  • “Of vinyl’s inherent deficiencies, reproducing bass is one of its most glaring. The other is that the last track on each side of a record sounds worse than the first, due to the fact that the player’s stylus covers fewer inches of grooves per second as it gets closer to the center.” – Why CDs May Actually Sound Better Than Vinyl @ LA Weekly
  • “But here’s the reason why the entire debate is stupid: whether the music is stored on vinyl or a CD is just not that important a part of the overall system. It’s like deciding which of two different cars is best by comparing their spark plug wires. There are many, many variables in the process of playing recorded music that noticeably affect the sound, from the microphones, to the mixing, to the mastering, to the quality of the playback hardware, the amplifier, and (far and away most important) the quality of the speakers and characteristics of the listening room; whether the recording was vinyl or CD is simply not one of these important variables, with apologies to the zealots.”Are Vinyl Recordings Better than Digital? @ Skeptoid
  • “Most people, when discussing vinyl, talk about an “analog sound,” saying that vinyl sounds “warmer” or “richer” than digital. It does; because there is less frequency response (poorer reproduction of high frequencies), and more distortion. Just as tube amps may sound “better” because of the distortion they introduce into playback, the same is true for vinyl. That “warmth” you hear is simply the poor quality of the playback; the distortion caused by the analog chain, and its lack of detail.” – Do Vinyl Records Sound Better than CDs? (Spoiler: Nope)
  • The fundamental cause of inner-groove distortion is the progressive reduction of linear resolution as a record progresses. Put another way: there is more vinyl per second available at the large-diameter beginning of the record than exist at the smaller-diameter toward the end of each side. Subsequently, the wavelengths become gradually shorter and more compressed (like an accordion) as you get closer to the records centre. These more condensed grooves are much harder for the stylus to track accurately.” – Vinyl Record Inner-Groove Distortion @ Sound Matters
  • “CDs reflect exactly what the artists recorded in the studio. Vinyl distorts it. Some listeners honestly feel that the defects vinyl introduces somehow make it more attractive or ‘warmer.’ But from any objective standpoint, there’s no justification in calling the sound of vinyl records ‘better.” – Does Music Sound Better on Vinyl or CD? @

7. “Audiophile” hi-res audio formats are not likely to offer audible improvements over compact disc 16 bit/44.1 kHz quality.

  • “Why push back against 24/192? Because it’s a solution to a problem that doesn’t exist, a business model based on willful ignorance and scamming people.
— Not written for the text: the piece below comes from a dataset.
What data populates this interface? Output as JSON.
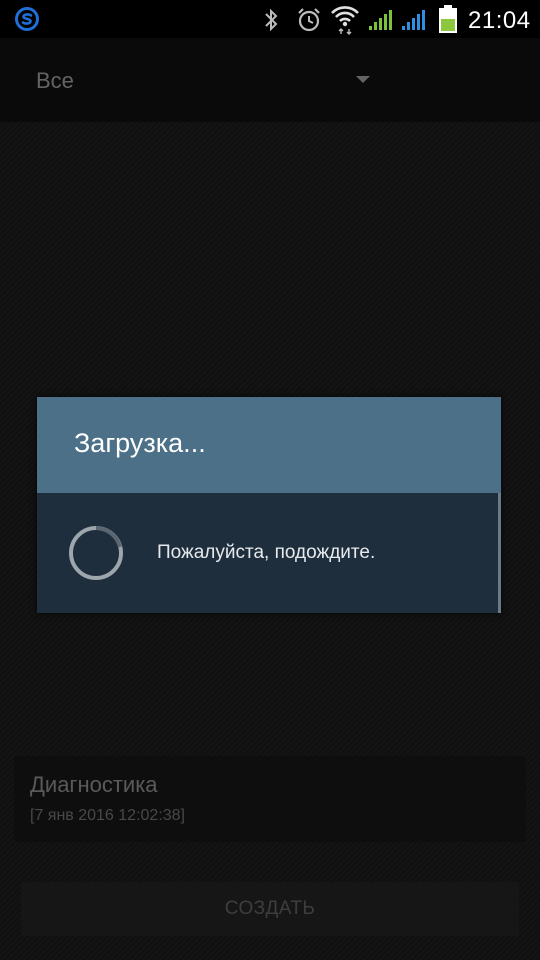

The more that pseudoscience goes unchecked in the world at large, the harder it is for truth to overcome truthiness… even if this is a small and relatively insignificant example.”24/192 Music Downloads (…and why they make no sense) @ (See also Monty Mongomery’s superb videos explaining digital audio.)
  • “The authors report on a series of double-blind tests comparing the analog output of high-resolution players playing high-resolution recordings with the same signal passed through a 16-bit/44.1-kHz “bottleneck.” The tests were conducted for over a year using different systems and a variety of subjects. The systems included expensive professional monitors and one high-end system with electrostatic loudspeakers and expensive components and cables. The subjects included professional recording engineers, students in a university recording program, and dedicated audiophiles. The test results show that the CD-quality A/D/A loop was undetectable at normal-to-loud listening levels, by any of the subjects, on any of the playback systems.” Audibility of a CD-Standard A/DA/A Loop Inserted into High-Resolution Audio Playback @ Audio Engineering Society (full text here)
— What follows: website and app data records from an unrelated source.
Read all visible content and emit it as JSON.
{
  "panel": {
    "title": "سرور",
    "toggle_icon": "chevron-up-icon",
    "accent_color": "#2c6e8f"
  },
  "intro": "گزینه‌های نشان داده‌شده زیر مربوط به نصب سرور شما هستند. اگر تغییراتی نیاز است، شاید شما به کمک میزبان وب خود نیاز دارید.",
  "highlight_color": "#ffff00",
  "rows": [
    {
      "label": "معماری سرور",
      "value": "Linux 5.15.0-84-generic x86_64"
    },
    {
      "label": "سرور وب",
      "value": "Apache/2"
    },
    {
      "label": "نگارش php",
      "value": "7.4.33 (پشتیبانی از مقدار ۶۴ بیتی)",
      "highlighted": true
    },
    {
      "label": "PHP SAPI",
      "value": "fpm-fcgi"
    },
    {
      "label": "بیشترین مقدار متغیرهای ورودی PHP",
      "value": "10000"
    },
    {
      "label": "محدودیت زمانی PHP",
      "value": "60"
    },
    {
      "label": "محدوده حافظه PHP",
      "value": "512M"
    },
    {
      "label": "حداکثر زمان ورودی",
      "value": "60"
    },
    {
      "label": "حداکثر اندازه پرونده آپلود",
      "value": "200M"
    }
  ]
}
  • “The Meyer/Moran test is persuasive, but I am open to the idea that some further research may prove it to be not the last word on the transparency of 16/44. Still, I’d expect the audible differences between 16/44 and higher resolutions to be subtle at best, and I am sceptical of any claims otherwise.”Is high-resolution audio (like SACD) audibly better than CD? by Tim Anderson
  • “The CD-quality standard—which Young and HRA proponents say isn’t sufficient—wasn’t adopted randomly. It’s not a number plucked out of thin air. It’s based on sampling theory and the actual limits of human hearing. To the human ear, audio sampled above 44.1 kHz/16-bit is inaudibly different.”  – Don’t Buy What Neil Young is Selling @ Gizmodo
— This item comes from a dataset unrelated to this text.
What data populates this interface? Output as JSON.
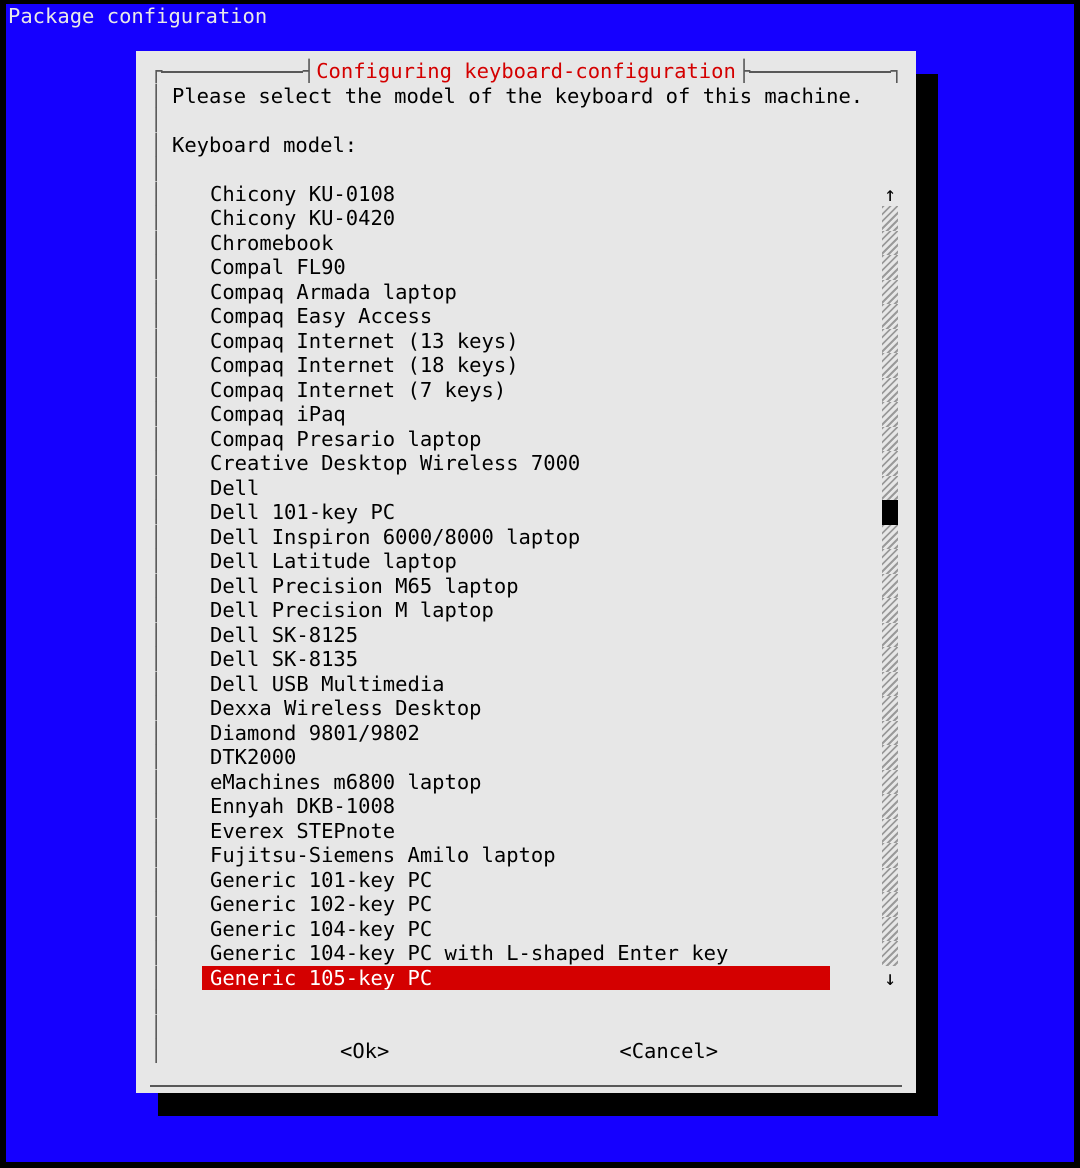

  • “Please note that this is not just a disagreement with the cloud-cuckoo-land tweako audiophiles but also with the highest engineering authorities, such as the formidable J. Robert Stuart of England’s Meridian Audio and others with similar credentials. That the Meyer-Moran tests leave no room for continued disagreements is an occasion for the most delicious Schadenfreude on the part of electronic soundalike advocates like yours truly. I stated my suspicions that SACD was no improvement over CD seven years ago, in my review of the first Sony SACD player.”Proven: Good Old Redbook CD Sounds the Same as the Hi-Rez Formats @ The Audio Critic
  • “In theory, rates around 44.1kHz or 48kHz should be a near-perfect for recording and playing back music. Unless the Nyquist Theorem is ever disproved, it stands that any increase in sample rates cannot increase fidelity within the audible spectrum. At all. Extra data points yield no improvement.”The Science of Sample Rates (When Higher Is Better — And When It Isn’t) @ Trust Me I’m a Scientist
  • Much of digital audio comes down to math. You take the sampling rate and divide it by two and that is the highest possible frequency that can be recorded (so 44.1 khz, the standard for CD audio, can go up to 22,000 hz—most adults can hear little above 15,000 hz or so). From the bit depth, you can calculate the theoretical limits of the dynamic range.” – The Myth and Reality of the $43 Download @ Pitchfork
  • “Last month, we issued “The Golden Ear Challenge”: Our promise to write a glowing, feature-length article about whoever becomes the first person on record to show he or she can reliably hear an improvement offered by any super-high-resolution file format under properly controlled conditions. So far, this prize remains unclaimed.”Update on “The Golden Ear Challenge”: Who Will Conquer Audio Mount Everest? @ Trust Me I’m a Scientist
  • “Without going too deeply into the sampling theory behind how they came up with those numbers, suffice it to say that to human ears 44.1/16 audio is mathematically perfect sound reproduction. The frequencies and dynamics that lie beyond might be there—but we cannot hear them.” – What is High-Resolution Audio? @ Gizmodo
  • “Many tests over the years have concluded that nobody can reliably identify CD-quality versus higher resolutions, yet some people still believe that HD audio sounds better, with more realism and clarity. This belief is driven by two myths: 1) ultrasonic freqencies can affect frequencies we do hear, and 2) having 24 bits affords more resolution than 16 bits because there are more vertical “steps” between each sample’s volume level.” – High Definition Audio Comparison @ Ethan Winer
  • “Yet high-resolution audio files at 96 kHz can reproduce sounds up to around 48,000 Hz. Dogs can hear sounds that high; but not humans. In fact, it’s very likely that your stereo system cannot reproduce sounds at such levels.”Why High Resolution Music is a Marketing Ploy @ Kirkville


See also my article on what DOES make a difference in audio: A Brief Guide to Audio for the Skeptical Consumer: Part II